Vladimir Kara-Murza, writing on World Affairs:
Russian officials have a selective approach to holidays. When it came to arrestingopposition leader Boris Nemtsov on New Year’s Eve and sentencing him on January 2 (a Sunday), no effort was spared. Yet when it came to hearing his appeal, Tverskoy Court remembered that January 1 to 10 is a period of vacation. By law, an appeal against administrative arrest must be heard within 24 hours. The former deputy prime minister has been in detention since December 31, but his appeal has still not been reviewed due to “holidays.” On January 8, another attempt to vindicate Nemtsov’s legal rights ended with Mr. Nemtsov’s lawyer, Timur Onikov, being escorted out by bailiffs.
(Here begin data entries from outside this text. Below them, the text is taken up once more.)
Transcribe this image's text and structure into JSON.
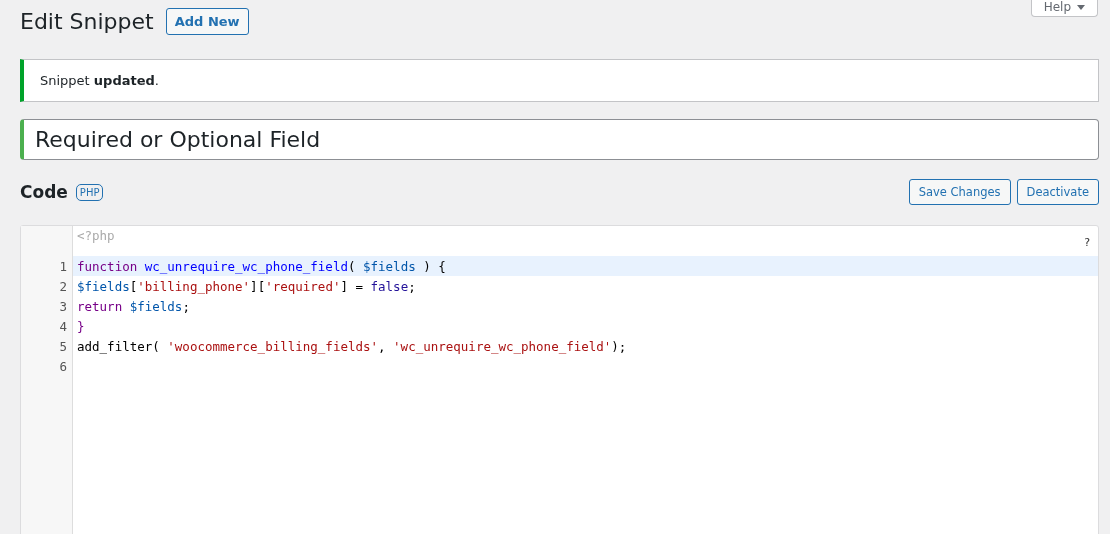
{
  "header": {
    "title": "Edit Snippet",
    "add_new": "Add New",
    "help": "Help"
  },
  "notice": {
    "text": "Snippet **updated**."
  },
  "snippet_title": {
    "value": "Required or Optional Field"
  },
  "code_section": {
    "heading": "Code",
    "language": "PHP",
    "buttons": [
      "Save Changes",
      "Deactivate"
    ]
  },
  "editor": {
    "opening_tag": "<?php",
    "help": "?",
    "lines": [
      {
        "number": "1",
        "active": true,
        "tokens": [
          {
            "kind": "keyword",
            "text": "function "
          },
          {
            "kind": "def",
            "text": "wc_unrequire_wc_phone_field"
          },
          {
            "kind": "plain",
            "text": "( "
          },
          {
            "kind": "variable",
            "text": "$fields"
          },
          {
            "kind": "plain",
            "text": " ) {"
          }
        ]
      },
      {
        "number": "2",
        "active": false,
        "tokens": [
          {
            "kind": "variable",
            "text": "$fields"
          },
          {
            "kind": "plain",
            "text": "["
          },
          {
            "kind": "string",
            "text": "'billing_phone'"
          },
          {
            "kind": "plain",
            "text": "]["
          },
          {
            "kind": "string",
            "text": "'required'"
          },
          {
            "kind": "plain",
            "text": "] = "
          },
          {
            "kind": "atom",
            "text": "false"
          },
          {
            "kind": "plain",
            "text": ";"
          }
        ]
      },
      {
        "number": "3",
        "active": false,
        "tokens": [
          {
            "kind": "keyword",
            "text": "return "
          },
          {
            "kind": "variable",
            "text": "$fields"
          },
          {
            "kind": "plain",
            "text": ";"
          }
        ]
      },
      {
        "number": "4",
        "active": false,
        "tokens": [
          {
            "kind": "keyword",
            "text": "}"
          }
        ]
      },
      {
        "number": "5",
        "active": false,
        "tokens": [
          {
            "kind": "plain",
            "text": "add_filter( "
          },
          {
            "kind": "string",
            "text": "'woocommerce_billing_fields'"
          },
          {
            "kind": "plain",
            "text": ", "
          },
          {
            "kind": "string",
            "text": "'wc_unrequire_wc_phone_field'"
          },
          {
            "kind": "plain",
            "text": ");"
          }
        ]
      },
      {
        "number": "6",
        "active": false
      }
    ]
  }
}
On January 11, the appeal was admitted as a priority case — by the European Court of Human Rights in Strasbourg.
On January 12, Tverskoy Court finally heard Boris Nemtsov’s appeal against his arrest and imprisonment. The appeal was denied by federal judge Yelena Stashina — the same judge who in November 2009, four days before the death in prison of anti-corruption lawyer Sergei Magnitsky, rejected his complaint against deprivation of medical treatment. Judge Stashina is included in the proposed blacklist of Russian officials forbidden to enter the US. The decision to deny Mr. Nemtsov’s appeal was reported by the government news agency RIA Novosti two hours before it was announced. The opposition leader will remain in prison until the completion of his sentence on January 15.
It is indicative that the only elected officials who came to the defense of Russian citizens’ constitutional rights (in all, more than 120 people were detained on December 31 at peaceful anti-government rallies) were foreigners. US Senators John McCain and Joseph Liebermancalled the arrests “shameful and outrageous.” Senator Mark Begich warned of a “chill” in US-Russian relations, while Senator Roger Wicker accused the Kremlin of disrespecting “universal values.” The US State Department declared that “these kinds of arrests … are contrary not only to commitments that Russia has made, but also to Russia’s long-term interest.” Canadian MP Borys Wrzesnewskyj concluded that “Putin’s Russia is well on its way towards a new dictatorship.” Swedish Foreign Minister Carl Bildt called the arrests “worrying.” “It is time that the EU … shows solidarity towards the Russian democratic opposition,” urged Heidi Hautala, chair of the European Parliament’s human rights subcommittee.
Notwithstanding the Kremlin’s screams of “interference in internal affairs,” such criticism is not just a right but a duty for Western governments. Statutes of the Organization for Security and Cooperation in Europe, which comprises 56 European, Central Asian, and North American states (including the US and Russia), affirm that “issues relating to human rights, fundamental freedoms, democracy, and the rule of law are of international concern, as respect for these rights and freedoms constitutes one of the foundations of the international order” and that “commitments undertaken in the field of the human dimension … are matters of direct and legitimate concern to all participating States and do not belong exclusively to the internal affairs of the State concerned.”
Right words must now be followed by right actions. Shortly before his arrest, Boris Nemtsovurged Western leaders to impose travel restrictions on select Russian officials as the most effective way of changing the regime’s repressive behavior. This week, the European Parliament made the first move toward sanctions against officials involved in the second trial of Mikhail Khodorkovsky and Platon Lebedev. “The time for quiet diplomacy with Russia has passed, it is time for action,” explained EU legislator Traian Ungureanu. It is to be hoped that similar news will soon follow from Washington.